◆ **Problem details**
Among the entries below, find every line that contains the string "more", then copy it.

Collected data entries
━━━
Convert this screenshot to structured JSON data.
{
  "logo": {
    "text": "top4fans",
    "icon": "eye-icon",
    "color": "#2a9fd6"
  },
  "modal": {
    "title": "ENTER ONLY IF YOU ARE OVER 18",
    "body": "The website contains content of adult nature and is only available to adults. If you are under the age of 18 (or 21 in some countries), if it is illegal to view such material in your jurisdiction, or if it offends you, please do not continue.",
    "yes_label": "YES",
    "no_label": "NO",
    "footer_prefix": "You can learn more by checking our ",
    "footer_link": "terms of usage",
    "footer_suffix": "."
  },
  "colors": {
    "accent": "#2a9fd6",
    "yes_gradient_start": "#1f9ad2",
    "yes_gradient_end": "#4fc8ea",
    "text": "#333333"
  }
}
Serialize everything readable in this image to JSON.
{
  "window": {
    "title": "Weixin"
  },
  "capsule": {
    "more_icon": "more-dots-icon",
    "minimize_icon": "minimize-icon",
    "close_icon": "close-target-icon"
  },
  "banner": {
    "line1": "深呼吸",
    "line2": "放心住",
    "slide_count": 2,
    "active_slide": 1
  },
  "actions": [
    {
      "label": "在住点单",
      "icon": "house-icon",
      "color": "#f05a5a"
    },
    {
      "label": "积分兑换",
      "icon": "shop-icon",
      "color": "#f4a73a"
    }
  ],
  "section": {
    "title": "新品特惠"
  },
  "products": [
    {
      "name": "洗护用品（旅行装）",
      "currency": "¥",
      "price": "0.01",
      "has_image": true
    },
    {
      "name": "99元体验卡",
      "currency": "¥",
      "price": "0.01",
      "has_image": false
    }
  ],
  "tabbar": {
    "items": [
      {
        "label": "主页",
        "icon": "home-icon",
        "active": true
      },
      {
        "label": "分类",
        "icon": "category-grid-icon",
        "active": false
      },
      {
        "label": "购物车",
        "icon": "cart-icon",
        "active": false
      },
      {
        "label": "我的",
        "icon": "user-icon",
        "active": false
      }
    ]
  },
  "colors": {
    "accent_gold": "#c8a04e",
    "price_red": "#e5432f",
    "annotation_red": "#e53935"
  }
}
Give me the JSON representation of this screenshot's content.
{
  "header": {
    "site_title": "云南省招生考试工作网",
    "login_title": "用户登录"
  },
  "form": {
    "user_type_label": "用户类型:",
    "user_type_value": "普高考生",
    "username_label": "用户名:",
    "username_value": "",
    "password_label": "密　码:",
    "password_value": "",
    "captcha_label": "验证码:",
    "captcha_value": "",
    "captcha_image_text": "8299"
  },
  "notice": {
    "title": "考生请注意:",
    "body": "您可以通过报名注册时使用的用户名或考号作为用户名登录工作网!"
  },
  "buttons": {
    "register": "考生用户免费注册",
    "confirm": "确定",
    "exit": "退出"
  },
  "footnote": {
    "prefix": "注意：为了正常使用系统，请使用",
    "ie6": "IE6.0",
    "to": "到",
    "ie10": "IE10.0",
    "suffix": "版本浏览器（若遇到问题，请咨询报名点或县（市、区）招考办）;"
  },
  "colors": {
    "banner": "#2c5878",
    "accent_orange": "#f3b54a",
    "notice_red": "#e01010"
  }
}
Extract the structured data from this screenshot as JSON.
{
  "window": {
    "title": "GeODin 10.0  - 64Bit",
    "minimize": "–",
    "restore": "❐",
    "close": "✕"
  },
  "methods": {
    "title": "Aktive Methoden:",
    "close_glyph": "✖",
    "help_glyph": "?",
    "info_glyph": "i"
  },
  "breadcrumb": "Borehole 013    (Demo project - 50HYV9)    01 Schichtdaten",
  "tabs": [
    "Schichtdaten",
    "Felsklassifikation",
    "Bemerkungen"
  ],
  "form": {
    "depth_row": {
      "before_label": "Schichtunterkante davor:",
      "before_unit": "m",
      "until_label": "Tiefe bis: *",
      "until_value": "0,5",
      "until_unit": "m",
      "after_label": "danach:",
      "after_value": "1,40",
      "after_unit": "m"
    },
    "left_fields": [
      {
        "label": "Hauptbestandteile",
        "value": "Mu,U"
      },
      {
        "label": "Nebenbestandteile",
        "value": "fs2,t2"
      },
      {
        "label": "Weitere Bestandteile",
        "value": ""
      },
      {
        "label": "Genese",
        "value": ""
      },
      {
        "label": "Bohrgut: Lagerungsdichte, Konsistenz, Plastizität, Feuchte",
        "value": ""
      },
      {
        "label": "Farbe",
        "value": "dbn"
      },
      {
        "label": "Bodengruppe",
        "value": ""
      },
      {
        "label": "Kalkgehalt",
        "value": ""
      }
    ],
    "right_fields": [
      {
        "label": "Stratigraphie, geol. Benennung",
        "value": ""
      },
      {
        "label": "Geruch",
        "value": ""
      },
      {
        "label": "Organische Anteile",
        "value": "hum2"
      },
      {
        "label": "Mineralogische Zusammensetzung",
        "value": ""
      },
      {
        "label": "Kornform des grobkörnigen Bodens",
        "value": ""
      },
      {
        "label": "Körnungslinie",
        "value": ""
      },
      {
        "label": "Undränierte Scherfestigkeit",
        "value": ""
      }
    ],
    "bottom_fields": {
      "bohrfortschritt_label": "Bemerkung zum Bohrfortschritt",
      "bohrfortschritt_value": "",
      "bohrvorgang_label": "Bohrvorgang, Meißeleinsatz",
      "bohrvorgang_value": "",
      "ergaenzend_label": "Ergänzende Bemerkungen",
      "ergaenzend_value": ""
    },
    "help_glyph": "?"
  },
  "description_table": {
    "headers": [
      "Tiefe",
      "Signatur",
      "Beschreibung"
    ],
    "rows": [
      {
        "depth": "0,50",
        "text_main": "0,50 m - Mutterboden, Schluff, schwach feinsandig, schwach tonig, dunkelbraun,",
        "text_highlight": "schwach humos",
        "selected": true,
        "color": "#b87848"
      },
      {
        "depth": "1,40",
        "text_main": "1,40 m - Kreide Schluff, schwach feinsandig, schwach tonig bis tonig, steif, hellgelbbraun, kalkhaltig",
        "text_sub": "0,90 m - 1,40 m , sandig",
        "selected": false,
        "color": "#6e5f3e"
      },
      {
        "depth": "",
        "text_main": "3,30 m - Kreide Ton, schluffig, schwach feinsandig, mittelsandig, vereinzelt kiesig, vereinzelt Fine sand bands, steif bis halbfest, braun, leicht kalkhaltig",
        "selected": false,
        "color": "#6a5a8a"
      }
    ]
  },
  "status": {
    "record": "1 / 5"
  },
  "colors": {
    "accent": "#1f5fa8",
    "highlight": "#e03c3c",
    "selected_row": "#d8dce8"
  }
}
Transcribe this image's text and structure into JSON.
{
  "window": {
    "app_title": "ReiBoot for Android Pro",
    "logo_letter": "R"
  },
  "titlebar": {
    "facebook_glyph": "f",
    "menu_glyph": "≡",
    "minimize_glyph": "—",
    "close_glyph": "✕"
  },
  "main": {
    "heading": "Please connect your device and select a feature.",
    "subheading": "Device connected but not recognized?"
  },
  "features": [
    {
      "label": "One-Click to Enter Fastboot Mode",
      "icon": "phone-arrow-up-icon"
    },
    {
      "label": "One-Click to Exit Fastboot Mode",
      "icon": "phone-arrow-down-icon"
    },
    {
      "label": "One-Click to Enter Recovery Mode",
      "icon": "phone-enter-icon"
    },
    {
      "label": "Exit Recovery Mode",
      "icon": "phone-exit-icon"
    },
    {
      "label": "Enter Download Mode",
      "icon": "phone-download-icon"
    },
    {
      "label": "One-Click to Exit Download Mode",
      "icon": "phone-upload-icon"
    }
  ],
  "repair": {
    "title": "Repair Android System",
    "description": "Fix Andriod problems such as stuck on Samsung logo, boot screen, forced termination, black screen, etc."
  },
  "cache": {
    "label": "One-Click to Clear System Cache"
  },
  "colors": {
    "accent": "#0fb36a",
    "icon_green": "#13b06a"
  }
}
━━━
◆ **The completed task**
    "footer_prefix": "You can learn more by checking our ",
    "more_icon": "more-dots-icon",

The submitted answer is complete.